Exercise brief: Read through the data and count the lines that contain the string "icon"; give only the result.

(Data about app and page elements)
↓

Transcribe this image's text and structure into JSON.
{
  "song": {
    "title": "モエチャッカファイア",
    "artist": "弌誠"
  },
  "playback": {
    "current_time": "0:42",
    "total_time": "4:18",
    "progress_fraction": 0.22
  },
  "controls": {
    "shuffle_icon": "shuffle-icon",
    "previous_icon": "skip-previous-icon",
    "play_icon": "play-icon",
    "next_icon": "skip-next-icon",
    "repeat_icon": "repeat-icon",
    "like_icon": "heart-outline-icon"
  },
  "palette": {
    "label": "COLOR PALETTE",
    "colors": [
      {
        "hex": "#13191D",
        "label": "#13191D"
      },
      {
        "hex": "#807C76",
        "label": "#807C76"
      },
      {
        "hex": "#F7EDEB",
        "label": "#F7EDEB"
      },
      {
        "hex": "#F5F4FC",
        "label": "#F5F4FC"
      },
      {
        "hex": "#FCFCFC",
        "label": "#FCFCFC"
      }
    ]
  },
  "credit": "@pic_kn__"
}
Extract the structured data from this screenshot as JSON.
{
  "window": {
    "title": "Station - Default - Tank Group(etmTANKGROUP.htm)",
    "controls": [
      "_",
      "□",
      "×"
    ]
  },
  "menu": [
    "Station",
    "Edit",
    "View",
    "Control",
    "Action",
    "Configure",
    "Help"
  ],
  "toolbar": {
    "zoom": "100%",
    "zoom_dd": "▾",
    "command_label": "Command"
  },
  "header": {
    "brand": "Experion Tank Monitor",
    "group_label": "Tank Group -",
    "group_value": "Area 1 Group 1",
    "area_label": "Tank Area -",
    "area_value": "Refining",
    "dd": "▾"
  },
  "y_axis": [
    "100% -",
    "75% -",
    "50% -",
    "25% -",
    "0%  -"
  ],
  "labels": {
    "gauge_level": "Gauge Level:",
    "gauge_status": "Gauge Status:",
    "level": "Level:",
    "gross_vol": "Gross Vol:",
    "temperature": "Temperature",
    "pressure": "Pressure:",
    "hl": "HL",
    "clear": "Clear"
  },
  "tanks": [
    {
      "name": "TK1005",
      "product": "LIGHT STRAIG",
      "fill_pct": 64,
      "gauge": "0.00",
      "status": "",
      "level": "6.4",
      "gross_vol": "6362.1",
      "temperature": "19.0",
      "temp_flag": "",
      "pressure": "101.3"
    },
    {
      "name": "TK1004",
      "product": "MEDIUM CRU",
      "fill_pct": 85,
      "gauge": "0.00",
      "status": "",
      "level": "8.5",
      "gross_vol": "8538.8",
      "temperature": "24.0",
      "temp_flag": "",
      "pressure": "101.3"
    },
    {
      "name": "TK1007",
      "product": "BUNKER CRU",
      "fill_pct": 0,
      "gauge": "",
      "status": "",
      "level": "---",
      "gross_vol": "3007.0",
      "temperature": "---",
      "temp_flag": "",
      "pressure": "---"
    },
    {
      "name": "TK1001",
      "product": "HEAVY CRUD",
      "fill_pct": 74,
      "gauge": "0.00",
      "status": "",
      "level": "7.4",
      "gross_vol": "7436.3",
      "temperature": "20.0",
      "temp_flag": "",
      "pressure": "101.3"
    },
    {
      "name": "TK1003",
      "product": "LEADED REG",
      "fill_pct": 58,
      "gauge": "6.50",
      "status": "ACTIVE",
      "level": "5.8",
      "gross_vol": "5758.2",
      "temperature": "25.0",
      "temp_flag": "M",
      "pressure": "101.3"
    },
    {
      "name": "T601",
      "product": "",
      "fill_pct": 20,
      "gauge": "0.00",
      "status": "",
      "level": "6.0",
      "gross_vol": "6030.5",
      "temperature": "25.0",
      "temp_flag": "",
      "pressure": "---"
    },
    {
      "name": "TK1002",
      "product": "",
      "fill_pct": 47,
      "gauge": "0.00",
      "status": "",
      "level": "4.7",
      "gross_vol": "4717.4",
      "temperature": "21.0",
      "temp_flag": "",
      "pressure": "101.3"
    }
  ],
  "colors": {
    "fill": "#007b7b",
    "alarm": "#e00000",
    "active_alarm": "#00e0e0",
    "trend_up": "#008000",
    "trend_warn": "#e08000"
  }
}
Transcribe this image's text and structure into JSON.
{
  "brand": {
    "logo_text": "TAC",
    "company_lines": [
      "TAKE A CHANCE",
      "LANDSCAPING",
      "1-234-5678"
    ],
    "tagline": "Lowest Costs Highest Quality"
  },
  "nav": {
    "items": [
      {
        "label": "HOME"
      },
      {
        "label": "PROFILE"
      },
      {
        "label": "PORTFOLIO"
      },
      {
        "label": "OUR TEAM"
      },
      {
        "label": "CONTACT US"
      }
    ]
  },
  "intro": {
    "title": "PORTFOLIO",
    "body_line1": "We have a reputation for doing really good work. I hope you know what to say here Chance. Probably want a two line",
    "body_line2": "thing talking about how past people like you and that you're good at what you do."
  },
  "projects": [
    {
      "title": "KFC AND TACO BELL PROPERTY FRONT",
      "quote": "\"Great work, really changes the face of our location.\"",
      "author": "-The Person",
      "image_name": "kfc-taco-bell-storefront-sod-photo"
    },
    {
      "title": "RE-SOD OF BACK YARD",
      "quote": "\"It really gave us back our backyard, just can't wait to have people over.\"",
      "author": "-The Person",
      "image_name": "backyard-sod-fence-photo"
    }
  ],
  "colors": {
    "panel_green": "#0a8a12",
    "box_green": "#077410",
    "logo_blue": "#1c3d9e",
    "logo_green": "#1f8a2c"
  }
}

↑

Response box: 6